McCrossin said he struggled with survivor's guilt and he's still coping with his PTSD every day. Over time he found some relief in music and three years ago, he started surfing.

JACKSONVILLE, Fla. -- The U.S. Navy is spending $1 million on a three-year study that's aimed to find out whether or not surfing can counteract with Post Traumatic Stress Disorder, or PTSD.

Disabled Navy vet and avid surfer, Bill McCrossin, told First Coast News he is excited about the study.

"I love waking up before the sun and loading up the car trying to throw this 9-foot board into the car and then going to the beach," McCrossin said. "I started finding that therapeutic."

McCrossin said he has PTSD from his four years in the Navy. He joined 2001 right out of high school.

"[PTSD is] a living hell," he said. He said he didn't know how to ask or get help.

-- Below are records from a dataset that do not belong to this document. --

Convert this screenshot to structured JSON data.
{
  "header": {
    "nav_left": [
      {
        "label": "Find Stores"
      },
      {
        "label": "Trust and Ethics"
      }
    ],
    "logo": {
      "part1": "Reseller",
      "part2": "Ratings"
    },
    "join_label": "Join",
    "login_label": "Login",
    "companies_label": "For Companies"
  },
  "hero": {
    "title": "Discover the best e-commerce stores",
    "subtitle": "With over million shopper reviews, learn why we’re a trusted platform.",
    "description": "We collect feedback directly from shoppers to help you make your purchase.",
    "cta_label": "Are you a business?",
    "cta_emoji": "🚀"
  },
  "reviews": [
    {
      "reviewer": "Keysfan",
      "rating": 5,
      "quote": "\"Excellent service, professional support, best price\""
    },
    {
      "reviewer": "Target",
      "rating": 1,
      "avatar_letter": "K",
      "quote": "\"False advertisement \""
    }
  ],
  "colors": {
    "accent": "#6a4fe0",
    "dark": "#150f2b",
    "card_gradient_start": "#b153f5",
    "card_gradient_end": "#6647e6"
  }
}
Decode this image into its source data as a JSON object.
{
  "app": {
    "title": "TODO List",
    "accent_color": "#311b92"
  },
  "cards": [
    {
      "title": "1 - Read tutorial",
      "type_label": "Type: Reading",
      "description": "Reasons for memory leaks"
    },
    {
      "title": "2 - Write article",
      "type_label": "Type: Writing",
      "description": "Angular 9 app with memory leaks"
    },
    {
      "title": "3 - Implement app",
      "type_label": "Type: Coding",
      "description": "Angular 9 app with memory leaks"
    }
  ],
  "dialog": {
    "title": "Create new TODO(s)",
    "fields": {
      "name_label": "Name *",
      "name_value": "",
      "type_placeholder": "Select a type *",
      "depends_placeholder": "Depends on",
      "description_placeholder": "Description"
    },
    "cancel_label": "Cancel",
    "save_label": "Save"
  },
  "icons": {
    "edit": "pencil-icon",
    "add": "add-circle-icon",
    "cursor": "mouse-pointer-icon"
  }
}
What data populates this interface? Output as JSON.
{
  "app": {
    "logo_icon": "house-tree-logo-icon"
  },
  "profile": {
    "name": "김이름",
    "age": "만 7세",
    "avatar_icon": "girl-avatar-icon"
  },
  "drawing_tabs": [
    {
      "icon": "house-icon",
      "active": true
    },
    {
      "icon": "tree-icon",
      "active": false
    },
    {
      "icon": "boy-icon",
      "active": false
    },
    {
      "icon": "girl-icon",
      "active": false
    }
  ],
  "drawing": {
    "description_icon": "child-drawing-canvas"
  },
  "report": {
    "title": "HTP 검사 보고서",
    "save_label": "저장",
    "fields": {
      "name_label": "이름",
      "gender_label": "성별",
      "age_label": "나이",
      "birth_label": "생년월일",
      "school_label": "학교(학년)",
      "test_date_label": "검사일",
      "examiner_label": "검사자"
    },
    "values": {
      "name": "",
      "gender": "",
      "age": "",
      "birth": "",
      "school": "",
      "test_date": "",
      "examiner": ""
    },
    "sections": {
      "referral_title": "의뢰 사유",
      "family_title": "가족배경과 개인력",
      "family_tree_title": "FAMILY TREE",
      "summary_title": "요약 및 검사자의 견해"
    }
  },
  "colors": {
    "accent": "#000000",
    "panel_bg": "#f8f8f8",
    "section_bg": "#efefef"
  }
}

"You don't know what it is you're trying to reach it for because you can't verbalize it because you don't know what it is," he said.

McCrossin said he struggled with survivor's guilt and he's still coping with his PTSD every day. Over time he found some relief in music and three years ago, he started surfing.

"For the first time, I was like 'wow, I'm out of shape,'" he said.

McCrossin is now a natural. He encourages other vets to reach out to him for help, and even encourages them to reach out if they want to learn how to play guitar. You can contact him by clicking here.

While the Navy announced it's investing money to study whether or not surfing can make an impact on those with PTSD like McCrossin, the Wounded Warrior Project hosts local surfing clinics for veterans.